In his turn, M. Worms, in Revue internatoinale de sociologie, No. 5, 1893, criticises our classification by saying that social phenomena are in reality synchronous. This is true only in the homogeneous and confused state of primitive societies; progress consists precisely in their successive organic differentiation and their successive appearance, but all the social functions take place synchronously in the amorphous and undifferentiated state. M. Worms also contends the genetic phenomena make double use of the constitutive factor, populations.
This is an error ; the factor of populations is exclusively biologic and psychic, in so far as it is a factor, while combined with the second factor (the land) into a society it becomes social and assumes special forms, giving rise to institutions or organs, groups of organs, systems, such as marriage, paternity, filiation, adoption, guardianship, and so on, which are not forms organized by the biologic factors, but are social phenomena. In brief, whatever M. Worms thinks of it, my classification of social phenomena is complete, and, further, the number of classes cannot be reduced without causing useless confusion.
Already, in the course of our work, the fact has appeared that in social morphology the logical and lineal classification is more and more subordinate to the simultaneous and correlative quality.
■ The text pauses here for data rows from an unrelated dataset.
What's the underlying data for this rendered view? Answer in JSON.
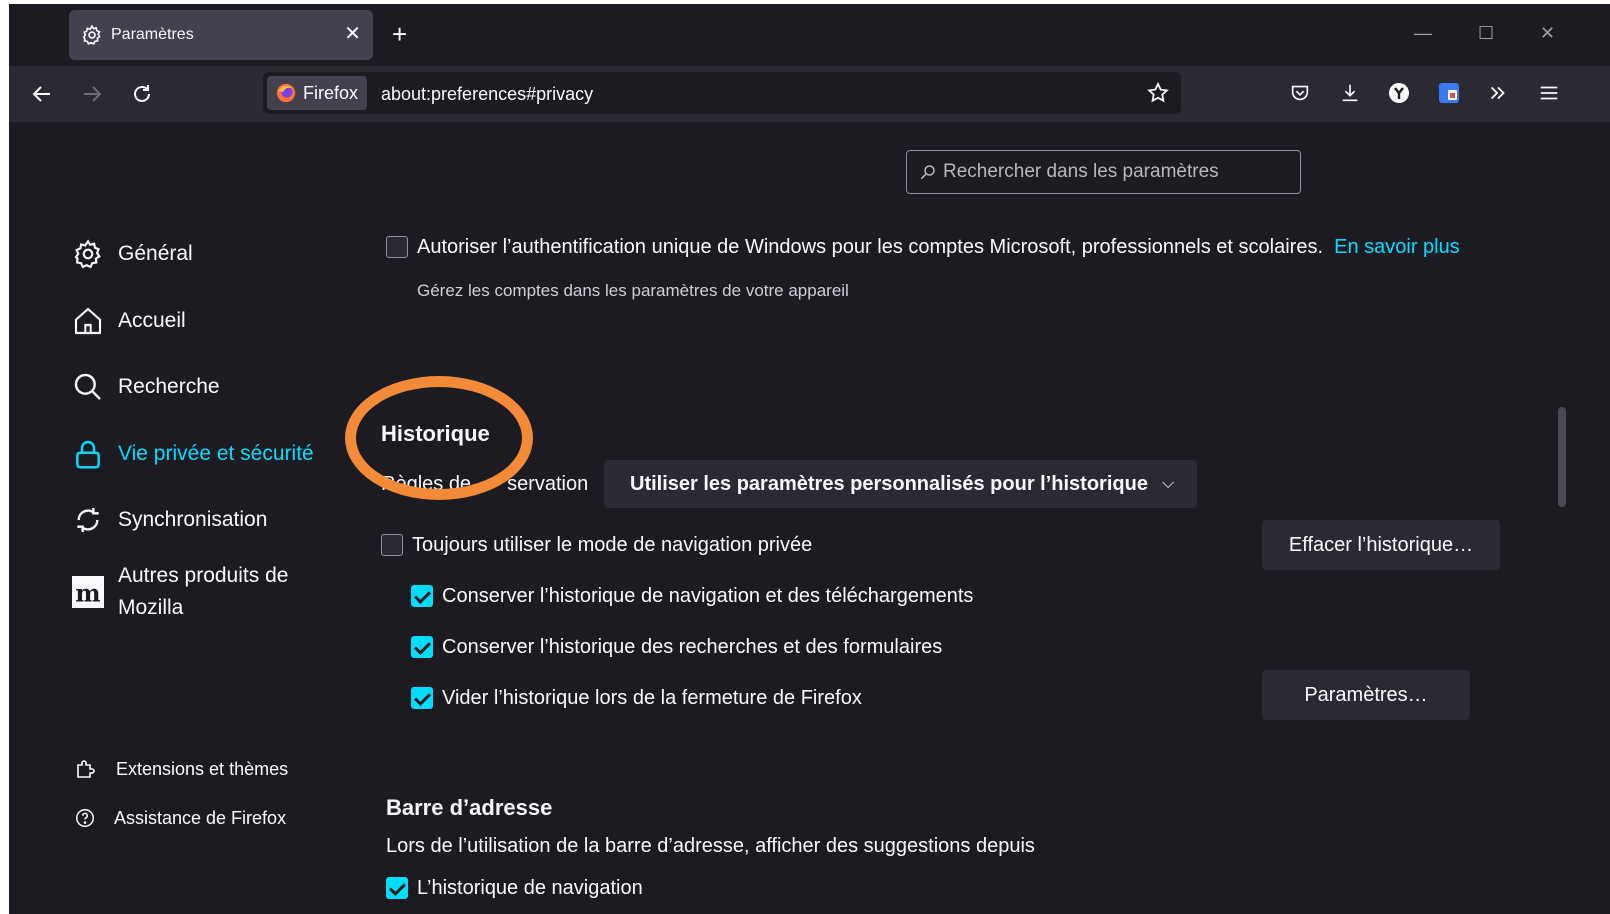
{
  "window": {
    "tab_title": "Paramètres",
    "tab_close": "✕",
    "new_tab": "+",
    "controls": {
      "minimize": "—",
      "maximize": "☐",
      "close": "✕"
    }
  },
  "navbar": {
    "identity_label": "Firefox",
    "url": "about:preferences#privacy",
    "icons": [
      "back-icon",
      "forward-icon",
      "reload-icon",
      "bookmark-star-icon",
      "pocket-icon",
      "download-icon",
      "extension-y-icon",
      "extension-blue-icon",
      "overflow-icon",
      "menu-icon"
    ]
  },
  "search": {
    "placeholder": "Rechercher dans les paramètres"
  },
  "sidebar": {
    "items": [
      {
        "label": "Général",
        "icon": "gear-icon"
      },
      {
        "label": "Accueil",
        "icon": "home-icon"
      },
      {
        "label": "Recherche",
        "icon": "search-icon"
      },
      {
        "label": "Vie privée et sécurité",
        "icon": "lock-icon",
        "active": true
      },
      {
        "label": "Synchronisation",
        "icon": "sync-icon"
      },
      {
        "label_line1": "Autres produits de",
        "label_line2": "Mozilla",
        "icon": "mozilla-icon"
      }
    ],
    "footer": [
      {
        "label": "Extensions et thèmes",
        "icon": "puzzle-icon"
      },
      {
        "label": "Assistance de Firefox",
        "icon": "help-icon"
      }
    ]
  },
  "windows_sso": {
    "label": "Autoriser l’authentification unique de Windows pour les comptes Microsoft, professionnels et scolaires.",
    "link": "En savoir plus",
    "hint": "Gérez les comptes dans les paramètres de votre appareil",
    "checked": false
  },
  "history": {
    "heading": "Historique",
    "retention_label_visible_start": "Règles de",
    "retention_label_visible_end": "servation",
    "retention_select": "Utiliser les paramètres personnalisés pour l’historique",
    "always_private": {
      "label": "Toujours utiliser le mode de navigation privée",
      "checked": false
    },
    "clear_button": "Effacer l’historique…",
    "options": [
      {
        "label": "Conserver l’historique de navigation et des téléchargements",
        "checked": true
      },
      {
        "label": "Conserver l’historique des recherches et des formulaires",
        "checked": true
      },
      {
        "label": "Vider l’historique lors de la fermeture de Firefox",
        "checked": true
      }
    ],
    "settings_button": "Paramètres…"
  },
  "address_bar": {
    "heading": "Barre d’adresse",
    "description": "Lors de l’utilisation de la barre d’adresse, afficher des suggestions depuis",
    "first_option": {
      "label": "L’historique de navigation",
      "checked": true
    }
  },
  "colors": {
    "accent": "#00ddff",
    "annotation": "#f38a38",
    "background": "#1c1b22"
  }
}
Even in the first part of the Introduction, we showed that the repetition of the same social activities in directions which become more regular and constant gives rise to social functions which become integrated into social organs or social institutions. In the constitution of these organs there exists the same order of logical and natural filiation as for the phenomena, but with this difference, that the organs are already the particular syntheses of all the social phenomena; the lineal, hierarchic series is here mingled with a general combination of all the elements in the hierarchic order, and is therefore attenuated and reduced by an order of equivalence, each element concurring in the service of the whole, to which all the agents, especially the simplest and most general, are useful and indispensable.
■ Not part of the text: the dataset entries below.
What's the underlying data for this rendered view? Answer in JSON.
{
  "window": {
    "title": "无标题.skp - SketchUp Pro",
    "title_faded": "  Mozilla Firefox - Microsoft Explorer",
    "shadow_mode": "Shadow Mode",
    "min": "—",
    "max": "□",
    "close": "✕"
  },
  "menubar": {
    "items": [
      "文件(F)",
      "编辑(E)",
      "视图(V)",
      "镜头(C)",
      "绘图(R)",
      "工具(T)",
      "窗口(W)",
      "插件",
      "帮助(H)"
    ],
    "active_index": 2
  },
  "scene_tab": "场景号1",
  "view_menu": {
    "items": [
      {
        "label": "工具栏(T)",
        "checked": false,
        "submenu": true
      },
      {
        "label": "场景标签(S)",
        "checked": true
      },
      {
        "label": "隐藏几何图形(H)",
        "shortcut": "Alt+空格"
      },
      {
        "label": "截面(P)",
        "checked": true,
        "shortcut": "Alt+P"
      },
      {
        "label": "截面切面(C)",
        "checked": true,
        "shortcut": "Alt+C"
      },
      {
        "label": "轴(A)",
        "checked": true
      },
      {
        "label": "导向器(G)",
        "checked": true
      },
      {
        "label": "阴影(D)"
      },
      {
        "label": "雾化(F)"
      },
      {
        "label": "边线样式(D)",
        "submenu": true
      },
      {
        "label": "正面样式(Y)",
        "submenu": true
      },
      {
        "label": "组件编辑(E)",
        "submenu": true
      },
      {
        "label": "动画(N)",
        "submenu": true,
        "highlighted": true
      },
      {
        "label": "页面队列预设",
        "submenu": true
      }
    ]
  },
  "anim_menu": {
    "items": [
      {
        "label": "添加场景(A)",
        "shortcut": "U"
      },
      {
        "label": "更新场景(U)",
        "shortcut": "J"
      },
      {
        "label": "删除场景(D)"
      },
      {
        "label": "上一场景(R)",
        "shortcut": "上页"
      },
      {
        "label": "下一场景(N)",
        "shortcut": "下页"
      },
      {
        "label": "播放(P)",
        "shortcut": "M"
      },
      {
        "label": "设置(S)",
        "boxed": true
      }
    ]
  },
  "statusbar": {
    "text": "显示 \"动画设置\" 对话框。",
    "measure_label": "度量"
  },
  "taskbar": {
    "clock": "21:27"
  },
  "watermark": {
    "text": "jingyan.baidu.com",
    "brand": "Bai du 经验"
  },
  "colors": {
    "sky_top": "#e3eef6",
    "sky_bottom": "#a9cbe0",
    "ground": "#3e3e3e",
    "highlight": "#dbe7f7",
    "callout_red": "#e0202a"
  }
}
Let us repeat here again that it is not necessary to attach to these expressions, functions, and organs any strict biological sense, or especially to deduce sociological conclusions from certain analogics. Nevertheless, these expressions facilitate our comprehension of the true nature of social institutions. Although there is no reason here for an absolute assimilation, the superorganisms are not totally distinct from ordinary organisms. Thus, as the more and more regular passage of nervous excitation by the same path explains the formation of nerve, so the more and more regular transportation of men and utilities serves to explain the formation of routes, from the natural foot-path to the railroad. Yet the route is not a nerve. The latter does not serve especially to transport elements of nutrition, although it transmits the offers and the orders; the post-office and the telegraph, with their many stations, are in this relation more analagous to a nerve than are roads.